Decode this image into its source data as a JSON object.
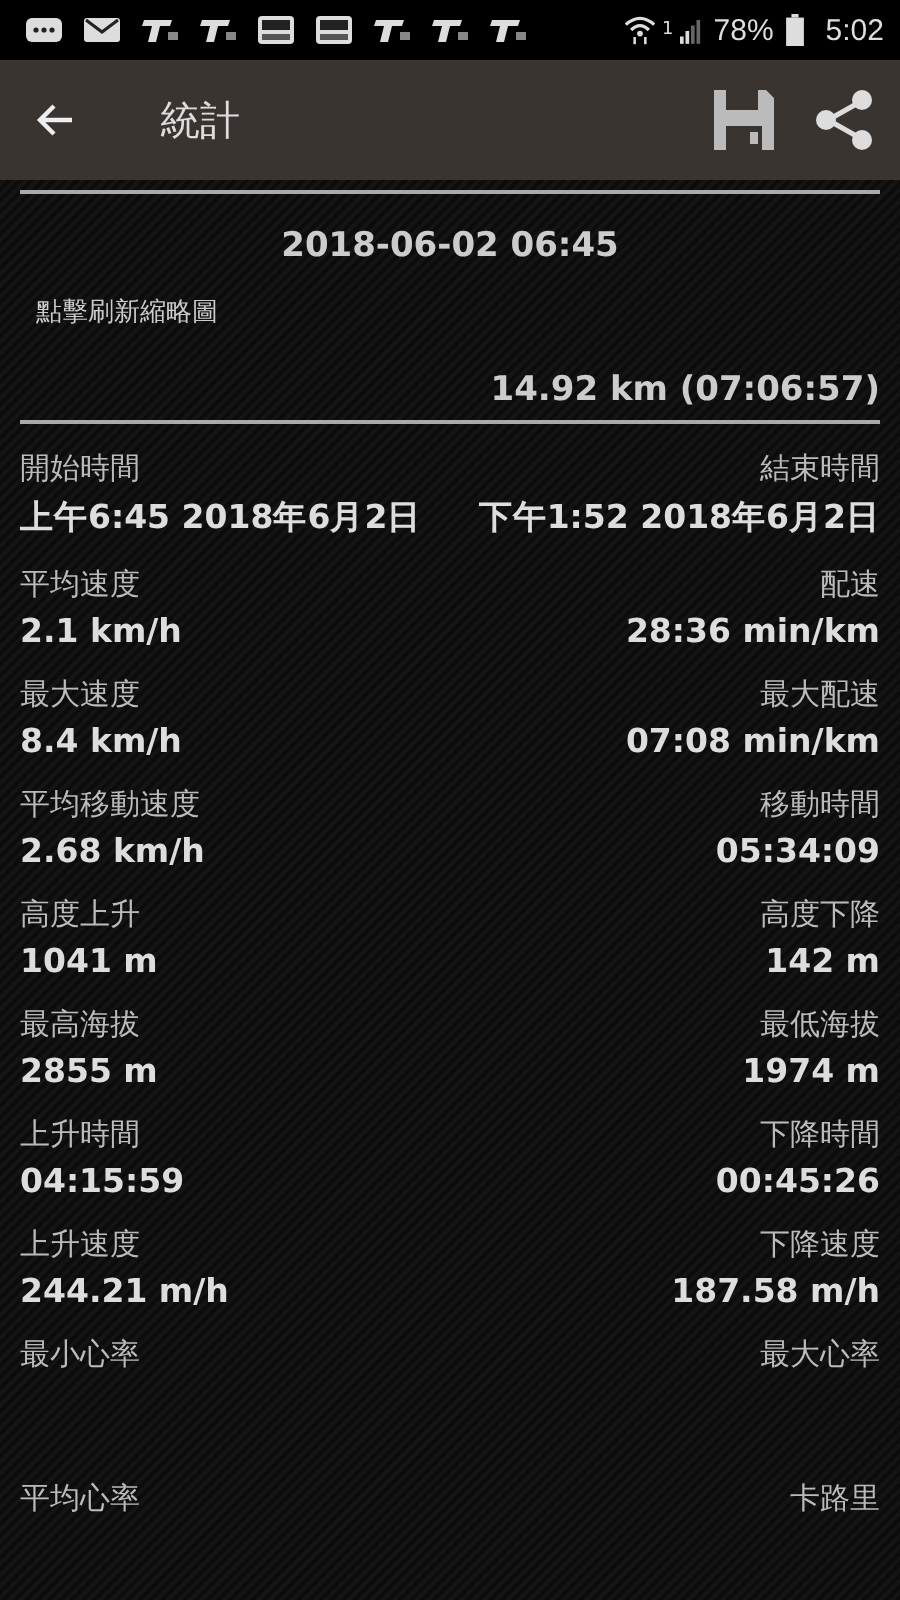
{
  "status_bar": {
    "notifications": [
      {
        "kind": "message"
      },
      {
        "kind": "mail"
      },
      {
        "kind": "app"
      },
      {
        "kind": "app"
      },
      {
        "kind": "news"
      },
      {
        "kind": "news"
      },
      {
        "kind": "app"
      },
      {
        "kind": "app"
      },
      {
        "kind": "app"
      }
    ],
    "signal_label": "1",
    "battery": "78%",
    "time": "5:02"
  },
  "app_bar": {
    "title": "統計"
  },
  "summary": {
    "date": "2018-06-02 06:45",
    "thumbnail_hint": "點擊刷新縮略圖",
    "distance": "14.92 km (07:06:57)"
  },
  "stats": [
    {
      "left_label": "開始時間",
      "left_value": "上午6:45 2018年6月2日",
      "right_label": "結束時間",
      "right_value": "下午1:52 2018年6月2日"
    },
    {
      "left_label": "平均速度",
      "left_value": "2.1 km/h",
      "right_label": "配速",
      "right_value": "28:36 min/km"
    },
    {
      "left_label": "最大速度",
      "left_value": "8.4 km/h",
      "right_label": "最大配速",
      "right_value": "07:08 min/km"
    },
    {
      "left_label": "平均移動速度",
      "left_value": "2.68 km/h",
      "right_label": "移動時間",
      "right_value": "05:34:09"
    },
    {
      "left_label": "高度上升",
      "left_value": "1041 m",
      "right_label": "高度下降",
      "right_value": "142 m"
    },
    {
      "left_label": "最高海拔",
      "left_value": "2855 m",
      "right_label": "最低海拔",
      "right_value": "1974 m"
    },
    {
      "left_label": "上升時間",
      "left_value": "04:15:59",
      "right_label": "下降時間",
      "right_value": "00:45:26"
    },
    {
      "left_label": "上升速度",
      "left_value": "244.21 m/h",
      "right_label": "下降速度",
      "right_value": "187.58 m/h"
    },
    {
      "left_label": "最小心率",
      "right_label": "最大心率"
    },
    {
      "left_label": "平均心率",
      "right_label": "卡路里"
    }
  ]
}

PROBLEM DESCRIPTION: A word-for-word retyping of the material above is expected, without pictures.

WRITTEN REPLY:
Decode this image into its source data as a JSON object.
{
  "status_bar": {
    "notifications": [
      {
        "kind": "message"
      },
      {
        "kind": "mail"
      },
      {
        "kind": "app"
      },
      {
        "kind": "app"
      },
      {
        "kind": "news"
      },
      {
        "kind": "news"
      },
      {
        "kind": "app"
      },
      {
        "kind": "app"
      },
      {
        "kind": "app"
      }
    ],
    "signal_label": "1",
    "battery": "78%",
    "time": "5:02"
  },
  "app_bar": {
    "title": "統計"
  },
  "summary": {
    "date": "2018-06-02 06:45",
    "thumbnail_hint": "點擊刷新縮略圖",
    "distance": "14.92 km (07:06:57)"
  },
  "stats": [
    {
      "left_label": "開始時間",
      "left_value": "上午6:45 2018年6月2日",
      "right_label": "結束時間",
      "right_value": "下午1:52 2018年6月2日"
    },
    {
      "left_label": "平均速度",
      "left_value": "2.1 km/h",
      "right_label": "配速",
      "right_value": "28:36 min/km"
    },
    {
      "left_label": "最大速度",
      "left_value": "8.4 km/h",
      "right_label": "最大配速",
      "right_value": "07:08 min/km"
    },
    {
      "left_label": "平均移動速度",
      "left_value": "2.68 km/h",
      "right_label": "移動時間",
      "right_value": "05:34:09"
    },
    {
      "left_label": "高度上升",
      "left_value": "1041 m",
      "right_label": "高度下降",
      "right_value": "142 m"
    },
    {
      "left_label": "最高海拔",
      "left_value": "2855 m",
      "right_label": "最低海拔",
      "right_value": "1974 m"
    },
    {
      "left_label": "上升時間",
      "left_value": "04:15:59",
      "right_label": "下降時間",
      "right_value": "00:45:26"
    },
    {
      "left_label": "上升速度",
      "left_value": "244.21 m/h",
      "right_label": "下降速度",
      "right_value": "187.58 m/h"
    },
    {
      "left_label": "最小心率",
      "right_label": "最大心率"
    },
    {
      "left_label": "平均心率",
      "right_label": "卡路里"
    }
  ]
}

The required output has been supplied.